Today I was interviewed for a Radio 4 documentary that will most probably come out in a way that doesn’t reflect my full feelings. It is being made by Sayeeda Warsi whose politics and complicity in structural violence as a Conservative party member, former Cabinet minister and House of Lords peer, I ardently oppose. She asked me questions about myself and my views and I … Continue reading What does it mean to be a Muslim woman?
This post is a response to a question I got asked during my Instagram takeover of amaliah.com’s story (@thebrownhijabi). I mentioned my fascination with “the way liberal feminism colludes with islamophobia” and was then asked to elaborate – which I did, but which I want to do more now. How do liberal feminism and Islamophobia work together? First off, we need to define what I … Continue reading When Feminism & Islamophobia are Two Sides of the Same Coin
Today we stand in a moment, or many moments, where people talk about the world being broken. For many of us, globally and historically it has been broken and breaking and completely destroyed already many times and again and again. How do we move forward then? How do we reconceptualise societies that are healing rather than negligent, celebratory rather than unjust and fundamentally committed to … Continue reading Ramadan Reflection: Islam is a duty to Resist
Since 2013, February 1st has been marked as an annual “World Hijab Day”. The intention behind this labelling was that women (Muslim and non-Muslim) globally would be invited to experience wearing a head-covering for one day in hopes of fostering “religious tolerance and understanding”. I get where this comes from, I do – but I do not support the endeavor. In suggesting that one must actually … Continue reading This World Hijab Day put your money where your mouth is
I had the privilege of being aided to travel to the USA (the southwest) for the past month in order to perform poetry, give talks and facilitate some workshops. It was an unexpected opportunity and one I saw as a real blessing and chance to expand my understandings and perceptions of the world. However, the USA threw me. I thought I knew what to expect … Continue reading Not Great Yet: reflections on a month in the USA
Its 1.45am as I write this and I fully disclaim that this is not a political analysis or breakdown, you can find the statistics and figures elsewhere. Instead, this is a short and feeling-fuelled appeal. I’m not the most partisan of people, I’m not a card-carrying member of any party. Politics happens outside and well away from the ballot box, elections are somewhat mechanical and … Continue reading I’m voting Labour tomorrow and you should too
I fully fully back the importance of representation.

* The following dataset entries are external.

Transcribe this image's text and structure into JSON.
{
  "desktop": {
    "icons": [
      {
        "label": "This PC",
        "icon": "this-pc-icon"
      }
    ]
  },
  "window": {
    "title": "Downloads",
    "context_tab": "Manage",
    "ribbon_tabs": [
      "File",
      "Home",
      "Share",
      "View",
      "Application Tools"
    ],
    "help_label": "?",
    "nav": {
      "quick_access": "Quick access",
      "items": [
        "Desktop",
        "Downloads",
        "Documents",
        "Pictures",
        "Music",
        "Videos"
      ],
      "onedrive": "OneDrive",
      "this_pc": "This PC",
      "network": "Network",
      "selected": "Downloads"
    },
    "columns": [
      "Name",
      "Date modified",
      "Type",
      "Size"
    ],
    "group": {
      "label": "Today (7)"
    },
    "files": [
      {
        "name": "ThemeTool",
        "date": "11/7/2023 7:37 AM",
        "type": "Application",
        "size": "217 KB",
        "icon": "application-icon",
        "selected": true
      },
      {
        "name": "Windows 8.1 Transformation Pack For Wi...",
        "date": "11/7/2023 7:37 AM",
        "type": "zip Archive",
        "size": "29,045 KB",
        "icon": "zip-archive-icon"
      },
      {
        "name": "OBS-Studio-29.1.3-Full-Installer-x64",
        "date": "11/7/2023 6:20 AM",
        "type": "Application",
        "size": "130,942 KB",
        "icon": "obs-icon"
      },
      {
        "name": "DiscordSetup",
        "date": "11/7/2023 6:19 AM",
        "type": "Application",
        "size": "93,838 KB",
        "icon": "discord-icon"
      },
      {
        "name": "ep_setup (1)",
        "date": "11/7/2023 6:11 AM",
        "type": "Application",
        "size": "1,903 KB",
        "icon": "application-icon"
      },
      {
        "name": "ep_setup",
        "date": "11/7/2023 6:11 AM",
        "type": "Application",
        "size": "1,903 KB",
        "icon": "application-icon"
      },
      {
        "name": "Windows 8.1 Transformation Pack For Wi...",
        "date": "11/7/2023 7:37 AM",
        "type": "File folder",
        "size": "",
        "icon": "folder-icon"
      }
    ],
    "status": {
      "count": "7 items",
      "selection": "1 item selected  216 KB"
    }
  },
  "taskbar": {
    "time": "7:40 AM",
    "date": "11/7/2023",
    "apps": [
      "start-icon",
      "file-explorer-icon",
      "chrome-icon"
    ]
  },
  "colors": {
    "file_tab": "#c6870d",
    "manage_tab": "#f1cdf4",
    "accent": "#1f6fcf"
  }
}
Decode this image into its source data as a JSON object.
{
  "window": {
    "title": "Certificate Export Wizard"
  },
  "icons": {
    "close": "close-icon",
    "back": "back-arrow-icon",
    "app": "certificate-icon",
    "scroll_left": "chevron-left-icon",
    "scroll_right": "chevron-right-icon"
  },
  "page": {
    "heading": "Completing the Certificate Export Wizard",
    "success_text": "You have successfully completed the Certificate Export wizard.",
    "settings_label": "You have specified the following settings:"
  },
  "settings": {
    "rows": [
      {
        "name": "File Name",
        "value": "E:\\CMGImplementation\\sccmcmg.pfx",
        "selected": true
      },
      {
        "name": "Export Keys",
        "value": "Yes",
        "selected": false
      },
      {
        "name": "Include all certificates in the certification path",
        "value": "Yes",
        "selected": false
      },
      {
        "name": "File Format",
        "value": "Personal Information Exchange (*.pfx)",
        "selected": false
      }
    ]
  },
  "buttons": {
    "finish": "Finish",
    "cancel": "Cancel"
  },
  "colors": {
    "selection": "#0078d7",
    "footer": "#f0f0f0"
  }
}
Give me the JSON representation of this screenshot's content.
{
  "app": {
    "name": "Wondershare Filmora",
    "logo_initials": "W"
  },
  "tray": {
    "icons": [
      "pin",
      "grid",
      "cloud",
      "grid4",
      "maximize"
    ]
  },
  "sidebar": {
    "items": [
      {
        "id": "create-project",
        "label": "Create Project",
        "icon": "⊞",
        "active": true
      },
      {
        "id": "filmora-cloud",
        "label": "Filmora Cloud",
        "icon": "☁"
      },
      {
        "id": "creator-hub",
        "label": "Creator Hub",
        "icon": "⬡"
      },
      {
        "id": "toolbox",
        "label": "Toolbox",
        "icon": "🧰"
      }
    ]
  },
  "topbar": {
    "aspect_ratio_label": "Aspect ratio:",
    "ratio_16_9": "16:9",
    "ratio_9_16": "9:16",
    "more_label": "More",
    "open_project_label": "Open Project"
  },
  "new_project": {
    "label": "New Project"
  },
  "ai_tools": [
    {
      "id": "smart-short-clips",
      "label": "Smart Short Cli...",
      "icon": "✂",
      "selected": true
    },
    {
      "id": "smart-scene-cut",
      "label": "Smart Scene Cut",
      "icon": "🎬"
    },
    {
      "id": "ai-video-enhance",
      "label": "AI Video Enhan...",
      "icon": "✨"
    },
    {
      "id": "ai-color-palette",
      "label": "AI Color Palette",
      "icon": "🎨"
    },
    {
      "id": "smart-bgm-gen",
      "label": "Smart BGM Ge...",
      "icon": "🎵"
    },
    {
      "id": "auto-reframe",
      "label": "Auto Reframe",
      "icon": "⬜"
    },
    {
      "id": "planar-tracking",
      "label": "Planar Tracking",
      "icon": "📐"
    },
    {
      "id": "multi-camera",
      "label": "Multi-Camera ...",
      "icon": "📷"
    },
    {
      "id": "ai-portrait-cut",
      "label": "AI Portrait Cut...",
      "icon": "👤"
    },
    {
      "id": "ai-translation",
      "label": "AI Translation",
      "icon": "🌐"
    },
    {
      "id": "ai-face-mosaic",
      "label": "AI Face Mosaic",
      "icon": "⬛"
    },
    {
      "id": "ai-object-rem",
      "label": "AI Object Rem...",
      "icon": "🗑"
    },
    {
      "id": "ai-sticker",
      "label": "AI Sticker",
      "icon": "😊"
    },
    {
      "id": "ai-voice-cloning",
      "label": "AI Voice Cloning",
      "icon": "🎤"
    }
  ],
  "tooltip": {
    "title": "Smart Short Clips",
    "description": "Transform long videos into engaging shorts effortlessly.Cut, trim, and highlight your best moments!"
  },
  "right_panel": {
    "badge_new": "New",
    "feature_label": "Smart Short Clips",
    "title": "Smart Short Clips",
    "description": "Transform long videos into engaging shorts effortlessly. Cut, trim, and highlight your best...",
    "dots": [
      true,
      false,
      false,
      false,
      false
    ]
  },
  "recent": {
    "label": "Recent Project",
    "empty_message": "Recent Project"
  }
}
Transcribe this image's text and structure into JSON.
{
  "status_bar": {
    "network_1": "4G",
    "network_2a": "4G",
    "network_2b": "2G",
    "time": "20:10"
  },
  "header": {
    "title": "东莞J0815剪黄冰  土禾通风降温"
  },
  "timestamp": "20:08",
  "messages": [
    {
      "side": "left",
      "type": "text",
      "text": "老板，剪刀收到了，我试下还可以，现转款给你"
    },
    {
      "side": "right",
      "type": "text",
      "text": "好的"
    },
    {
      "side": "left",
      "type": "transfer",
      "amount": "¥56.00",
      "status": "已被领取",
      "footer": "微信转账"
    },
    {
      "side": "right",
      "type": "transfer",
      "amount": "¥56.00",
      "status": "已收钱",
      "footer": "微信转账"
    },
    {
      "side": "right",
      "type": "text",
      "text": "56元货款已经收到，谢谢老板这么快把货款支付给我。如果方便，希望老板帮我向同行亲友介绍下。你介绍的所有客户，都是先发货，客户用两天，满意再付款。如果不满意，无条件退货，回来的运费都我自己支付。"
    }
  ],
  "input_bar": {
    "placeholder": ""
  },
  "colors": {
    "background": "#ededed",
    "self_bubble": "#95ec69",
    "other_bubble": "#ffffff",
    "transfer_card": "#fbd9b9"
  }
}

I get it. I get that it matters who we see because that impacts what we can imagine. It hurts to be unimaginable. It hurts to never be an image equated with beauty. It matters that more and different body types and shapes and colours with different features and hair textures and skin tones get visibility and … Continue reading Becoming Market Niche isn’t the same as Becoming Free
EDIT: disclaimer that this is from my perspective in Britain and primarily about rhetoric here and in other Western European/North American contexts. The hijab, burqa, burkini, FGM, ‘honour killings’ and ‘forced marriages’ are familiar tropes when it comes to thinking about migration and Islam in ‘the West’. Their prevalence represents the slippage between ‘women’s rights’ and questions of national borders and religion, reflecting the way … Continue reading Why are we obsessed with Muslim women?
This time last year I wrote a summary post titled, ‘An A-Z on being Muslim in Britain in 2015’. Looking back, as 2016 ends, I have no idea how. No idea how I could list it like that; explain it like that. Since then it feels like everything has changed and nothing has. Brexit happened, Trump is happening, refugees are innumerable, existence is criminalised, but … Continue reading Muslims Like Me
CW: discussion of racism, islamophobia, presidential election, fear. This is not a clever political analysis and this is not an attempt at explanation. This post is purely feelings. It is feelings because feelings are deemed irrelevant in political discourse and devalued as feminine traits more widely. I’d like to think its transgressive to write only from the perspective of feelings then. But more than that, … Continue reading On Fear